"For the last twenty years, I have found myself on the inside of a revolution, but on the outside of its resplendent dogma. Now that the revolution has not only hit the mainstream, but bludgeoned it into submission by taking over the economy, it's probably time for me to cry out my dissent more loudly than I have before."
"As providing an insight into the nature of reality, and the nature of the physical universe, this whole area is really fascinating. I've thought a lot about it over the years, and I'm still undecided as to whether nature could never permit such a crazy thing, or whether yes, these entities, these wormholes, or some other type of gravitational system do at least in principle exist, and in principle one could visit the past, and we have to find some way of avoiding the paradox. Maybe the way is to give up free will. Maybe that's an illusion. Maybe we can't go back and change the past freely."
"Burda has the discipline of Germany but he also has certain qualities that Powerful Germany may not have respected in the past. He is stirring the pot, bringing people together, searching for new ideas, making things happen. When he meets talented people he brings them into his network, combines them into his mix. This is his discipline. This is his power. In addition to new people, he attracts new ideas, brings fruitful chaos to a world of certainty, shakes things up, and makes a mess out of the old order, the old way of thinking. Science (and the technology that follows) does not have to be beautiful or pure. Things do not need to be symmetrical or deducible from first principles. That esthetic, a great motivating force in science since Plato, is over. The sciences of complexity, which are the hallmark of the third culture, can be very messy. Out of chaos comes creativity. Hubert Burda is Germany's agent of change."

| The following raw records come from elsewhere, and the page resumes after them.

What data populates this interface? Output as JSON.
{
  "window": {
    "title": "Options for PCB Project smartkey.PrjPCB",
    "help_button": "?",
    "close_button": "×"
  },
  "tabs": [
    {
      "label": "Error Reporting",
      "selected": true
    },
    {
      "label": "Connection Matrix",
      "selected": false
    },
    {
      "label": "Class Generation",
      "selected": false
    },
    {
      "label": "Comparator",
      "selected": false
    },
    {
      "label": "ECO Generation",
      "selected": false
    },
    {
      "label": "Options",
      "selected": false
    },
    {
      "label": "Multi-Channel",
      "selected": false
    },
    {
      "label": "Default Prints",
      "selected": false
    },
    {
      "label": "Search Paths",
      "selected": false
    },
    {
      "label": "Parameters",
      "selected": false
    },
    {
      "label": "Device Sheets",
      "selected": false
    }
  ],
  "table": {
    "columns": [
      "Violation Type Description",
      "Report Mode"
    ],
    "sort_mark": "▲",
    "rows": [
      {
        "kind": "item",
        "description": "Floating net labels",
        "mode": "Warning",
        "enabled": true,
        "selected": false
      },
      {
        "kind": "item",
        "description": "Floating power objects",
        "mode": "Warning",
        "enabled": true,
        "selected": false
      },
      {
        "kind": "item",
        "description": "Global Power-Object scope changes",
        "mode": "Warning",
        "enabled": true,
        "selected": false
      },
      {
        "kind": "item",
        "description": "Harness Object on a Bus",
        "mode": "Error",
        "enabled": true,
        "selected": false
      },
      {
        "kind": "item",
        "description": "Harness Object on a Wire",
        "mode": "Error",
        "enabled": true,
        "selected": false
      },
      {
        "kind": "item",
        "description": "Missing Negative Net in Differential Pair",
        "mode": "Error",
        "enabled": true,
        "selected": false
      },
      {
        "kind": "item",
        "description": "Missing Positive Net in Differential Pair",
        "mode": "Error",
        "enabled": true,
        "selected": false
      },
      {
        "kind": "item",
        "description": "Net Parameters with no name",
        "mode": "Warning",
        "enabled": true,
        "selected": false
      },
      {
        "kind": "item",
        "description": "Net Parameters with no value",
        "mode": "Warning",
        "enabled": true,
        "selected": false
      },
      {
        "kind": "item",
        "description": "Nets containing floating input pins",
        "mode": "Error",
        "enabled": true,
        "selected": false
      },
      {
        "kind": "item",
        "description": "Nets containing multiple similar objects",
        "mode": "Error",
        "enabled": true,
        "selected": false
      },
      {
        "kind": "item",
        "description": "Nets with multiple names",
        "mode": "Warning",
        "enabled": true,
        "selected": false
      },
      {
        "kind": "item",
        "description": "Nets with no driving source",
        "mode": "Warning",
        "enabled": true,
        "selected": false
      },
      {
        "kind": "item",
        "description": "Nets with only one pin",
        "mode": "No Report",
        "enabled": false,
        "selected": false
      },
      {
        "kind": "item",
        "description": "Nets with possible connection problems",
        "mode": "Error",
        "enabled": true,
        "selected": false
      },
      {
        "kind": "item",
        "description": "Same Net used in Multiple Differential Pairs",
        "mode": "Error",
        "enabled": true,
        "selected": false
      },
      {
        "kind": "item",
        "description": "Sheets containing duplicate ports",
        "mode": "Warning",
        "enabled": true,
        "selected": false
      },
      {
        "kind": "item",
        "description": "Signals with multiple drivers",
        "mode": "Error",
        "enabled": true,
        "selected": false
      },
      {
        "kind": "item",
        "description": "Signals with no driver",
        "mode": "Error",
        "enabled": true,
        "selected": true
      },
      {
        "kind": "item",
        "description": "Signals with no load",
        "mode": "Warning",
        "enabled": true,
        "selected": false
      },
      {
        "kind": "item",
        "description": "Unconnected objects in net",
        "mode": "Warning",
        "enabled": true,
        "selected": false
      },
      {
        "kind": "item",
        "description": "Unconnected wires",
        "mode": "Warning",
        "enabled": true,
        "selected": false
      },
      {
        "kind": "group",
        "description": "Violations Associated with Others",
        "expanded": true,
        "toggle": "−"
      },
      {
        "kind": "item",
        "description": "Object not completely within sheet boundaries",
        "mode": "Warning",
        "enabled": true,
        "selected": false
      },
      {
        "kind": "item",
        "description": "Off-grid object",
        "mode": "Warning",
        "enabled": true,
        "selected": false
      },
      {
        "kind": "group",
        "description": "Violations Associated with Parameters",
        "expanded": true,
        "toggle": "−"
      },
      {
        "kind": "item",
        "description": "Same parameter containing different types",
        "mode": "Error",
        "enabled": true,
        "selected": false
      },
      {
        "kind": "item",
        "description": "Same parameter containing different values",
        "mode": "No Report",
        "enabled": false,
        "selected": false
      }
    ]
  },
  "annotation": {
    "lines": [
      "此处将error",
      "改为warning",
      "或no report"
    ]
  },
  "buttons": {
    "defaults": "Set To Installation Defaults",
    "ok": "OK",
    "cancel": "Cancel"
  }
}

"Certainly, human nature is fixed. It's universal and unchanging — common to every baby that's born, down through the history of our species. But human behavior — which is generated by that nature — is endlessly variable and diverse. After all, fixed rules can give rise to an inexhaustible range of outcomes. Natural selection equipped us with the fixed rules — the rules that constitute our human nature. And it designed those rules to generate behavior that's sensitive to the environment. So, the answer to 'genetic determinism' is simple. If you want to change behavior, just change the environment. And, of course, to know which changes would be appropriate and effective, you have to know those Darwinian rules. You need only to understand human nature, not to change it."
"The second globalization debate is now upon us, and it's no longer just an academic debate. It's in the streets, as we know since Seattle, since the meetings in Washington, since the carnival against capitalism in London, and similar kinds of events all over the world."